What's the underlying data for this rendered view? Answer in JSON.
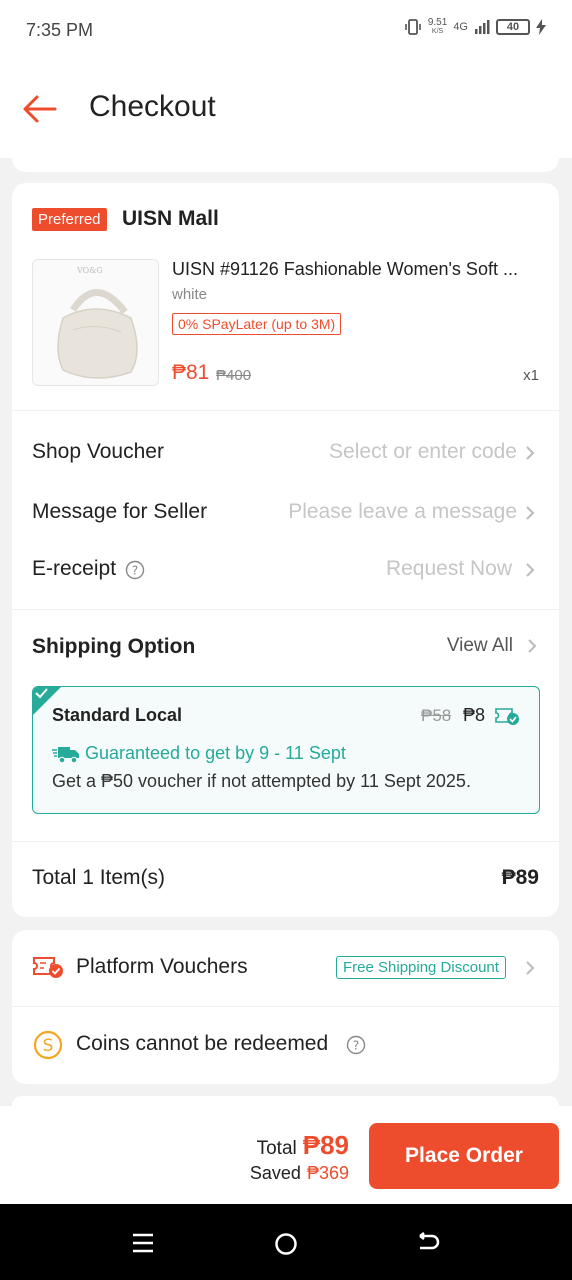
{
  "status_bar": {
    "time": "7:35 PM",
    "speed_value": "9.51",
    "speed_unit": "K/S",
    "network": "4G",
    "battery": "40"
  },
  "header": {
    "title": "Checkout",
    "back_icon": "back-arrow-icon"
  },
  "shop": {
    "badge": "Preferred",
    "name": "UISN Mall",
    "product": {
      "name": "UISN #91126 Fashionable Women's Soft ...",
      "variant": "white",
      "promo_tag": "0% SPayLater (up to 3M)",
      "price": "₱81",
      "original_price": "₱400",
      "quantity": "x1"
    },
    "shop_voucher": {
      "label": "Shop Voucher",
      "placeholder": "Select or enter code"
    },
    "message": {
      "label": "Message for Seller",
      "placeholder": "Please leave a message"
    },
    "ereceipt": {
      "label": "E-receipt",
      "value": "Request Now"
    },
    "shipping": {
      "title": "Shipping Option",
      "view_all": "View All",
      "option_name": "Standard Local",
      "old_price": "₱58",
      "price": "₱8",
      "guarantee": "Guaranteed to get by 9 - 11 Sept",
      "voucher_note": "Get a ₱50 voucher if not attempted by 11 Sept 2025."
    },
    "total": {
      "label": "Total 1 Item(s)",
      "value": "₱89"
    }
  },
  "vouchers": {
    "platform_label": "Platform Vouchers",
    "platform_tag": "Free Shipping Discount",
    "coins_label": "Coins cannot be redeemed"
  },
  "footer": {
    "total_label": "Total",
    "total_value": "₱89",
    "saved_label": "Saved",
    "saved_value": "₱369",
    "place_order": "Place Order"
  },
  "colors": {
    "accent": "#ee4d2d",
    "teal": "#26aa99",
    "coin": "#f5a623"
  }
}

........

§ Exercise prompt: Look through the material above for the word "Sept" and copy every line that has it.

§ Solution:
      "guarantee": "Guaranteed to get by 9 - 11 Sept",
      "voucher_note": "Get a ₱50 voucher if not attempted by 11 Sept 2025."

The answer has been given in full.